The growing anthology (50 books currently available with roughly 20 plus slated for future release) provides curious listeners with a look at how the album was created–from the initial incarnation, to the recording process, followed by the release and the album’s aftermath–and then discusses the records importance in the wide arena of popular music. These quick reads (average editions range from 100-200 pages in pocket size formats) are brilliant ways to explore another side of some classic albums for five reasons:

1) For starters, they’re highly addictive, providing listeners with an easy fix of background information pertaining to a slew of stellar albums. Some books use interviews with the bands or artists to tell the story others focus on the album’s shear importance; all provide that extra bit of insight not found on a mere record listening or skimming of the liner notes.

2) Pretentiousness is not the series forte. While the writers do choose to chronicle some universally agreed upon monumental albums (Pet Sounds and Let It Be for example) for the most part the authors and contributors are more interested in tackling the less obvious, under-hyped records (Nirvana’s In Utero over Nevermind, The Piper at the Gates of Dawn over Dark Side of the Moon) as well as lesser known picks (where else could you find an entire book devoted to the minister of weird, Tom Waits’, Swordfishtrombones or Neutral Milk Hotel’s In the Aeroplane Over the Sea).

3) The scribes range from well-known music journalists, scholars and even musicians (The Decemberists’ frontman Colin Meloy contributed a surprisingly disappointing self-indulged look at The Replacements Let It Be), giving each book a unique voice to tell the story of each album.

4) At eight to ten bucks a hit these books are cheap companion pieces to albums you already own or ones you may want to indulge in (and no I am not a savvy member of the company’s PR department, but rather a humble fan of the series who has been hooked ever since I discovered them two years ago).

5) Finally, with an entire history of noteworthy albums at their disposal and fans all around the world eager to learn more about the records that hold a special place in their hearts (the series’ official blog encourages readers to voice their opinions of which albums should be chronicled next), the possibilities for this series are endless.

The impressive canon so far is bound to provide at least something for everyone, from casual listeners to “High Fidelity”esque music elitists. Some books that I’ve read are disappointing (the daunting edition on Zeppelin’s IV spends more time discussing the mystery behind the band’s use of “zoso” mystic symbols/identities and fascination with the occult than the record’s conception or music) while other subject choices are a bit baffling (book #7 tackles ABBA Gold, a greatest hits compilation of the boisterous 70s Swedish band’s disco blahs and this December marks the release of a book examining Céline Dion’s Let’s Talk About Love). Still, because the series taps into every pop genre and sub genre spanning the second half of the 20th century, the books are in many ways a complete modern musical history told one signature album at a time.

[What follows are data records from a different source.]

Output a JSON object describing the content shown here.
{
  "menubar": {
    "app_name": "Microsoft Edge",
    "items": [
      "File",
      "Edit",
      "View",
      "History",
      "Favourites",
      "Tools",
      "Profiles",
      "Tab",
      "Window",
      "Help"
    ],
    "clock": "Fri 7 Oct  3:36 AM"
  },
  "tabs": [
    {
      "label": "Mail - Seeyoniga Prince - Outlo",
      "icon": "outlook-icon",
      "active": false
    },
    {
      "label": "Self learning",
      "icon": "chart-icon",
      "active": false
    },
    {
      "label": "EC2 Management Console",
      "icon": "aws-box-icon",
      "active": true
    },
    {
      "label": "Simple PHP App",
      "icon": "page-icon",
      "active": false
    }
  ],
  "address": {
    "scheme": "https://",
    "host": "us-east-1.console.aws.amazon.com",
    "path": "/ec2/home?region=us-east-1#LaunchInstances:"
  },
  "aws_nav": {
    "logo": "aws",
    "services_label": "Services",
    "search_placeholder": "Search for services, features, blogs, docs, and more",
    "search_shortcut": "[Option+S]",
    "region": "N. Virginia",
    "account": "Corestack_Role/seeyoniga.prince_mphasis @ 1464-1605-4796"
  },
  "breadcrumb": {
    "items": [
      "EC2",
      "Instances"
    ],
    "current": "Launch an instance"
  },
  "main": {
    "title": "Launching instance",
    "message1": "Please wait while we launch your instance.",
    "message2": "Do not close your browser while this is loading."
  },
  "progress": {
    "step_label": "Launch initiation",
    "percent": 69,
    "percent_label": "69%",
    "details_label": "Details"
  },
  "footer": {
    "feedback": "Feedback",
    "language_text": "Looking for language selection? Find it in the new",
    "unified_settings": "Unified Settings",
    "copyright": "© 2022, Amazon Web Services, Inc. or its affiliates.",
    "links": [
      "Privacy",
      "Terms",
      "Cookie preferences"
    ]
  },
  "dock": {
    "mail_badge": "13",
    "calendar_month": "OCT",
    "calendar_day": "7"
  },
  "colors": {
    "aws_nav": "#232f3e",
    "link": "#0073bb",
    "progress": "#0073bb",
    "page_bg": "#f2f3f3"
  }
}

Bookstores around the world are saturated with writings and ramblings on popular music. While an entire encyclopedia devoted to the career of Bob Dylan or the making of Revolver is warranted and welcome amongst avid music lovers, there is something comforting about the 33 1/3 series, which seeks out the less obvious album gems. Rather than utilizing pompous music historians the majority of this series channels the best music writers, the faithful fans.

We all have a short list of albums that truly changed our lives and what’s nice about this series is that there are others out there who share the same passions. For every Beatles or Stones aficionado there is someone who is equally passionate about a lesser-known group like The Minutemen (book #45 Double Nickels on the Dime) or Love (book #2 Forever Changes), or a singer songwriter like PJ Harvey (book #48 Rid of Me). The 33 1/3 series serves as a vehicle for the communal appreciation of great music going above and beyond the content found on the liner notes of the albums we love and cherish.

For more information on the series visit 33third.blogspot.com .